Jazz greats Ron Carter & Richard Galliano team up for a rare live performance
Turning 80 this year, bass man Ron Carter has few peers left standing from jazz’s mid-20th century second golden age. His staggering number of collaborations has earned him a Guinness World Record as Most Recorded Jazz Bassist, boasting over 2,200 individual credits to his name in a career that started with Eric Dolphy in 1960 and included a stint in one of Miles Davis’ most celebrated quintets alongside Herbie Hancock, Wayne Shorter and Tony Williams.
Likewise, French accordionist Richard Galliano is something of a legend: He spent his early years in Paris striving to establish his instrument in the field of jazz, paving the way for others while adding musette elements on the advice of his friend, Astor Piazzolla. Sharing a love for experimentation, Carter and Galliano have been sporadically playing together for decades now, issuing an intimate live recording of the two of them jamming in Paris in 1990, Panamanhattan. Still thriving, the duo is now revived and on the road again touring Europe; as always, neither Carter nor Galliano pander to any expectations when it comes to their respective instruments.
Rather than diving into fusion and the avant-garde experimentalism at the end of the 1960s – as many did after Miles Davis’ game-changing Bitches Brew – Carter remained committed to transforming the double bass from a bit player to a leading voice in jazz: A melodic testament to Carter’s origins as a classical cellist before that path was cut short by racial prejudice in the United States at the time. He has since embarked on a successful career on cello as well.
In conjunction with Galliano’s Parisian influences, the nature of jazz’s international language has rarely been more distinct. With his accordion, Galliano can conjure tones and phrases akin to solo trumpeters, while Carter often imbues his strings with equal parts baroque melodicism and smoky jazz dive cool. Few duos have more to say about the deep connection between European tradition and American jazz.

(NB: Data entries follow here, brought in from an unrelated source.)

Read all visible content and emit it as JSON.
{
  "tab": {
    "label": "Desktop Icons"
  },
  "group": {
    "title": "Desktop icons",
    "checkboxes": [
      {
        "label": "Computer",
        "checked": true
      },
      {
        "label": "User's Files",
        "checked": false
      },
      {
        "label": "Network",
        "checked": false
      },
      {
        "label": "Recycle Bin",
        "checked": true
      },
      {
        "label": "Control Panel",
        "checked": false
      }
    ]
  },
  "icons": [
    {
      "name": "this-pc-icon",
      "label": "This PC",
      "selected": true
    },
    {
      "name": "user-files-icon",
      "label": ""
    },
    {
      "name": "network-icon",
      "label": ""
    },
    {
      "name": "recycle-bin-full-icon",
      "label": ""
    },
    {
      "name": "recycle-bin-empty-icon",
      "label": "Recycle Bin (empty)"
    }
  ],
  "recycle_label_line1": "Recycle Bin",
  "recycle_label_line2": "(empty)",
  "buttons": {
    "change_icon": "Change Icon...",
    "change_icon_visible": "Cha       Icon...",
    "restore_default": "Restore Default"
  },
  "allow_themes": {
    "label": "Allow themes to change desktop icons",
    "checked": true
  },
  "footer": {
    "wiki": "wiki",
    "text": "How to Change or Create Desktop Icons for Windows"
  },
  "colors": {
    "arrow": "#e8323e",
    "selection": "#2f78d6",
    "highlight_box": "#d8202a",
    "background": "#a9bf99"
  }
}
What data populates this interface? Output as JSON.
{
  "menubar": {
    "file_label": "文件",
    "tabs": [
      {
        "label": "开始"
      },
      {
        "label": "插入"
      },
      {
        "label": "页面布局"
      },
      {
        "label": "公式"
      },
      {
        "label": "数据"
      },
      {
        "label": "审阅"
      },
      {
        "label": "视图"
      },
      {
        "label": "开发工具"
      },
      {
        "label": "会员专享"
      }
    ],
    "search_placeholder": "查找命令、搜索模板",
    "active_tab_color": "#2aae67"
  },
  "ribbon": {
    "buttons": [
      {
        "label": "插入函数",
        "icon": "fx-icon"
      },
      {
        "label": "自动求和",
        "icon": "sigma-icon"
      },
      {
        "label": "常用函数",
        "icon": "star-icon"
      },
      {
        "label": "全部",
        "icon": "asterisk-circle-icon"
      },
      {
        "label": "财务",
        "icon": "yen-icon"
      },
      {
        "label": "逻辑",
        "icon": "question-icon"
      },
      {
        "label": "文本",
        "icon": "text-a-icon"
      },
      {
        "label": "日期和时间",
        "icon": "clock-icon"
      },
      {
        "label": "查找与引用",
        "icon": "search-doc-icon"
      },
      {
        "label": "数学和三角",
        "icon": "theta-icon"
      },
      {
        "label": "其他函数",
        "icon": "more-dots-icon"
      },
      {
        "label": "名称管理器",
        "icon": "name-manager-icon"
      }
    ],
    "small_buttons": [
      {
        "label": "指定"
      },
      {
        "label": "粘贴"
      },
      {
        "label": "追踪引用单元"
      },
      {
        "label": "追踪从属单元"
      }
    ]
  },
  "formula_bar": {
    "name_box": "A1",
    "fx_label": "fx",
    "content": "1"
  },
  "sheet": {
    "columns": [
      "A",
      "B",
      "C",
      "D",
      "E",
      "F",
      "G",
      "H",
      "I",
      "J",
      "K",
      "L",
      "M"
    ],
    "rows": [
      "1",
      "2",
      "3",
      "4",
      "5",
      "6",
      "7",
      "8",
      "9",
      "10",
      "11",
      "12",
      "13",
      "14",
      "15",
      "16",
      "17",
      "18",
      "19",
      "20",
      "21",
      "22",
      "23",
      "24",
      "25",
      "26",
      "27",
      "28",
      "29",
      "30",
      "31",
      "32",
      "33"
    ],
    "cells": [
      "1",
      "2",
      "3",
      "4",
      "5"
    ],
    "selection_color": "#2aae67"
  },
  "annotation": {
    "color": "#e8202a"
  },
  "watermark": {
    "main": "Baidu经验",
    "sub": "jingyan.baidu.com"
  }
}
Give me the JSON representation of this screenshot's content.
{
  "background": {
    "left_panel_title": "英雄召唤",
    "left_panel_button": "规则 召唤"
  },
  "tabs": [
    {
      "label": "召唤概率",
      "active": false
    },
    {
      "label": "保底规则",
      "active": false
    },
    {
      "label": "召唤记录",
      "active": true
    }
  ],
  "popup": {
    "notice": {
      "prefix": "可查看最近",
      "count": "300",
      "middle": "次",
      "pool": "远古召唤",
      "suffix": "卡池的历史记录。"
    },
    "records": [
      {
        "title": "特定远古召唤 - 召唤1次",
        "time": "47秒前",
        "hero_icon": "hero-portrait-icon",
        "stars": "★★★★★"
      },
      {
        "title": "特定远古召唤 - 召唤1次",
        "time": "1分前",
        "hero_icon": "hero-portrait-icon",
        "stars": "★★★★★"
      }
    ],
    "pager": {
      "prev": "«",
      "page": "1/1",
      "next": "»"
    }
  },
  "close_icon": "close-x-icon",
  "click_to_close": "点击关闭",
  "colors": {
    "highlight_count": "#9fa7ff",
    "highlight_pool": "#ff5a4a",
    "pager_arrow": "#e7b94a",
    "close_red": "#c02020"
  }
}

Even at this later stage in such illustrious careers, the magnitude of a humble double bass and accordion playing in a room as vast and ornate as the Konzerthaus’ Großer Saal is stirring. Refusing to yield or relent, continuing to improvise and compose new material some six decades down thoroughly unusual paths – it’s undeniably impressive. And yet, it’s the intimate persona of their music that remains its most winsome aspect.
Mar 21, 19:30
3., Lothringerstrasse 20